They may have volunteered out of patriotism, or for the ‘adventure’. They may have been told by the Government they were ‘required’. They may started out as ‘ordinary’ folk; they may have been ‘screw-ups’; they may have been downright annoying; they may have been ‘nasty pieces of work’; they may have been tough; they may have spent their time being scared or ‘bitching’.
They may have been killed, died of injuries, disease, accident or ‘dumb luck’. They may have survived and lived or are living out the war in a loop.
Malmedy December 1944
‘Somewhere and Somewhen in Korea’

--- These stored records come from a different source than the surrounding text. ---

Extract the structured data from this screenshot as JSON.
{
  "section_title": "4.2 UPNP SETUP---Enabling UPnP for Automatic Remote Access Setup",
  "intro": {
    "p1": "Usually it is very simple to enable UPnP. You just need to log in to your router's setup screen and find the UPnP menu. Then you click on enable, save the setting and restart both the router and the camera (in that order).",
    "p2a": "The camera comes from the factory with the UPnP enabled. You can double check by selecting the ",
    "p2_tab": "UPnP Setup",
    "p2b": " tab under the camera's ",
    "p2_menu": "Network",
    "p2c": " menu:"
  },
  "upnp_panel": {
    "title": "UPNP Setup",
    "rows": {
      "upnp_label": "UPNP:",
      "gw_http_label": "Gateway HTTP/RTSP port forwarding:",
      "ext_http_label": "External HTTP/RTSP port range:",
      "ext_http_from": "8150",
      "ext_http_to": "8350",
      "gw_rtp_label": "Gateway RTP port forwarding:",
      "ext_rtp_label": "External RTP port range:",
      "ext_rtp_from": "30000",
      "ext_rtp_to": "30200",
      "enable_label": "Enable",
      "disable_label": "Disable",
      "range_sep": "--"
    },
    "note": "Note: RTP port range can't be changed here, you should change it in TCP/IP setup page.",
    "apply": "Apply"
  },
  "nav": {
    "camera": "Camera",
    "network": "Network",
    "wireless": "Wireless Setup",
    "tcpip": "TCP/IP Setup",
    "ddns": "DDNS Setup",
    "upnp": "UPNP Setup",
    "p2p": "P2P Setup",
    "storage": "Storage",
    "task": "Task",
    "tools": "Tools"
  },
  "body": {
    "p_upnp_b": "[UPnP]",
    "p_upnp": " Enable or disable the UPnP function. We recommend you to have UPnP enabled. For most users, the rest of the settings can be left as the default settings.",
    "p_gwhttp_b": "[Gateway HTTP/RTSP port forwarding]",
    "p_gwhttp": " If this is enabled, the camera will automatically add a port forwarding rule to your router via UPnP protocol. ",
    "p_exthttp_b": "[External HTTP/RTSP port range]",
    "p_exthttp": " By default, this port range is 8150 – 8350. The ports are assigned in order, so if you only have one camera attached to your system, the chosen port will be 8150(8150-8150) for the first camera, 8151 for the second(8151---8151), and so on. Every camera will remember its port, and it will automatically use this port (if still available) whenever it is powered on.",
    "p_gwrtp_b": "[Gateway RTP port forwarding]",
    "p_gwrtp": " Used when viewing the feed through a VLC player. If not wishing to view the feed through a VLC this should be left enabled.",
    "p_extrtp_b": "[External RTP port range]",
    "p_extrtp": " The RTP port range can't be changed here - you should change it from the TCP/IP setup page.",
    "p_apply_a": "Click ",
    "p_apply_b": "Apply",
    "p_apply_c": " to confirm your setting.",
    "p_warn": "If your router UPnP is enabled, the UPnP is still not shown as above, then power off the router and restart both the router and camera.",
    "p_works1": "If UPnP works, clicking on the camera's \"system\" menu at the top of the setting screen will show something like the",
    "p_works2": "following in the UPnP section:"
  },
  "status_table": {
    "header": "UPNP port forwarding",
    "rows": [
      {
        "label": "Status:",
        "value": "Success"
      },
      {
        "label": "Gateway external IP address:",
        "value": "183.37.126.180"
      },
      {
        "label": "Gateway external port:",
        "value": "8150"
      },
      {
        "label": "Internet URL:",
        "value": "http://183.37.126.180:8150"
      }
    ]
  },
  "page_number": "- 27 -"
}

‘Boy, you sure get offered some shitty choices,’ a Marine once said to me, and I couldn’t help but feel that what he really meant was that you didn’t get offered any at all. Specifically, he was just talking about a couple of C-ration cans, ‘dinner,’ but considering his young life…….. …….you couldn’t blame him for thinking that if he knew one thing for sure, it was that there was no one anywhere who cared less about what he wanted.…Extract from Michael Herr’s ‘Dispatches’
And still it goes on
And for some it never stops
No one composes laments quite like the Scots; this songs was written for the 51st (Highland Division) as they left Sicily in 1943- there are several versions song in broad dialects and are difficult to follow without study- this version by the Clancy Brothers was angelized for general consumption. The message is universal for all soldiers leaving a warzone. One mild profanity from the original song and not here here but worth a mention:
‘Poor biddy (bloody) bastards are weary’
Some might feel uncomfortable about what may be seen as a celebration of war. This is no celebration; this is a remembrance for those who witnessed, heard, smelt and felt the weakness of flesh when fed on by metal, flame and explosion.
Maybe if all the national cemeteries were like this, there might be less …’next wars’